"You shall not commit adultery" (Exodus 20:13)
- The seventh commandment forbids adultery. But the original commandment, understood in the context of its time, just prohibited a married woman from having relations with a man not her husband. There was no parallel prohibition preventing a married man from having relations with an unmarried woman not his wife. In biblical times, a man could take more than one wife or a wife and a concubine. Is this fair? There was a double standard. How far did the rabbis go in removing it? In the time of the Torah, if a man suspected his wife of committing adultery, even without witnesses or other proof, he could put her through an ordeal, drinking bitter waters (the laws of Sotah). If she was guilty, certain painful physical symptoms developed, not unlike a spontaneous abortion. Only when the number of adulterers increased did Rabbi Yochanan ben Zakki outlaw the ordeal of the bitter waters (Sotah 9:9). This is one of the first times the rabbis ruled, in effect, that what's good for the goose is good for the gander. Men who are unfaithful cannot accuse their wives of being unfaithful.
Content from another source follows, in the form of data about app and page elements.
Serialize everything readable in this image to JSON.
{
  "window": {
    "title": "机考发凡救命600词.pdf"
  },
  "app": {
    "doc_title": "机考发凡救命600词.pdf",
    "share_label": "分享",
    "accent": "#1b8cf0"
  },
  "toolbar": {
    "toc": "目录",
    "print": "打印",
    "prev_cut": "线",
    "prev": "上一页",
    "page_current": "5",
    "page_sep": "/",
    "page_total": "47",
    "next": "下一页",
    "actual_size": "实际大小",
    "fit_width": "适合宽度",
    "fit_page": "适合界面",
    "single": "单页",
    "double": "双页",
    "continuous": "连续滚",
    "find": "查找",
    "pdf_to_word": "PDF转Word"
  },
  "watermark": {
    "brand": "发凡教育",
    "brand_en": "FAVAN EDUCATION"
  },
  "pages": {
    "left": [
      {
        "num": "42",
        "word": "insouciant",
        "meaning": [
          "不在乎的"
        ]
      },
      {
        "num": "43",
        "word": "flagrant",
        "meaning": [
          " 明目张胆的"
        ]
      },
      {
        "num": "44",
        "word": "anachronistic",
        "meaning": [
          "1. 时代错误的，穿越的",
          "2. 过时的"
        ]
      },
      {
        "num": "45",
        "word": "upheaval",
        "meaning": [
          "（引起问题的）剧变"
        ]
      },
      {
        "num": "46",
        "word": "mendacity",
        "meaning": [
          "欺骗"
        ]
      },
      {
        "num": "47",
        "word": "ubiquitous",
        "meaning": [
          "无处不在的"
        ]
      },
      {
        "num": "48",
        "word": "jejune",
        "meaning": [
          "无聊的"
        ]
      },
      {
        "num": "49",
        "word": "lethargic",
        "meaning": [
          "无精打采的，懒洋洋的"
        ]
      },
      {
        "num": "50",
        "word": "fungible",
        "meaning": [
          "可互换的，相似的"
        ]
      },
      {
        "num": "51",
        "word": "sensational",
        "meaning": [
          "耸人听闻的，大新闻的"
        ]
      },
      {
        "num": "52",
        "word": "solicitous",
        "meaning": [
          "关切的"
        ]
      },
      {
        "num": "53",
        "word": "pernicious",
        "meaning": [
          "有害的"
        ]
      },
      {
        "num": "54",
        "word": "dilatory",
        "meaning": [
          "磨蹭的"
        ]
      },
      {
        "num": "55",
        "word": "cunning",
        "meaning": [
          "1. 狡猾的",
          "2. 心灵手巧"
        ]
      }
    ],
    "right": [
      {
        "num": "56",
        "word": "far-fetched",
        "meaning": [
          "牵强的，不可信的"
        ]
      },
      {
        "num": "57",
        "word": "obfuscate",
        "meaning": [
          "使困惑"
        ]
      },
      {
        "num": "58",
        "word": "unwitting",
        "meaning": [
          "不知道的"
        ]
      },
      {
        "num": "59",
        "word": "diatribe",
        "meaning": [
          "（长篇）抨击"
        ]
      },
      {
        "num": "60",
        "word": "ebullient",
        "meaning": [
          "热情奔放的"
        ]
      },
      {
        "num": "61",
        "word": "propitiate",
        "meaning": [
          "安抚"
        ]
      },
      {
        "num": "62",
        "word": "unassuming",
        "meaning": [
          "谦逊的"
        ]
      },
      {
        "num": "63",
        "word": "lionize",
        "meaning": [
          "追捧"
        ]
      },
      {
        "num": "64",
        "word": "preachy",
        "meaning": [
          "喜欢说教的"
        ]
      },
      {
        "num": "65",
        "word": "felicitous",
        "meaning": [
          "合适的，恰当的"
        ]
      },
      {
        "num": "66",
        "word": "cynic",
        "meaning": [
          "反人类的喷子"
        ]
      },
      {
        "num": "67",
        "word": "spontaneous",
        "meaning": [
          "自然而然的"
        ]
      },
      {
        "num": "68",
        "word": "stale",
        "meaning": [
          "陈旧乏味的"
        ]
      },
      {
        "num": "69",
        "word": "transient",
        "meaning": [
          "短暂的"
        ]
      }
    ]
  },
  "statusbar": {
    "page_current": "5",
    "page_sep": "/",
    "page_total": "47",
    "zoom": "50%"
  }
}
- Why was the Torah so much stricter with women than men? Could the core of the issue have been because of a concern about paternity? This remains a controversial issue. Today, some say fidelity and monogamy are not for everyone. For example, in her book Standing Again at Sinai feminist theologian Judith Plaskow writes that marriage is "the decision of two adults -- any two adults -- to make their lives together, lives that include the sharing of sexuality. In doing so, nobody possesses their partner's sexuality. On the contrary, our sexuality is a fundamental part of our spiritual self. Different couples would define their sexual responsibilities in different ways, with monogamy being but one choice in a menu of possibilities. The only requirements are 'honesty, responsibility, and respect'" (p.200). Can Judaism accept such a radical idea?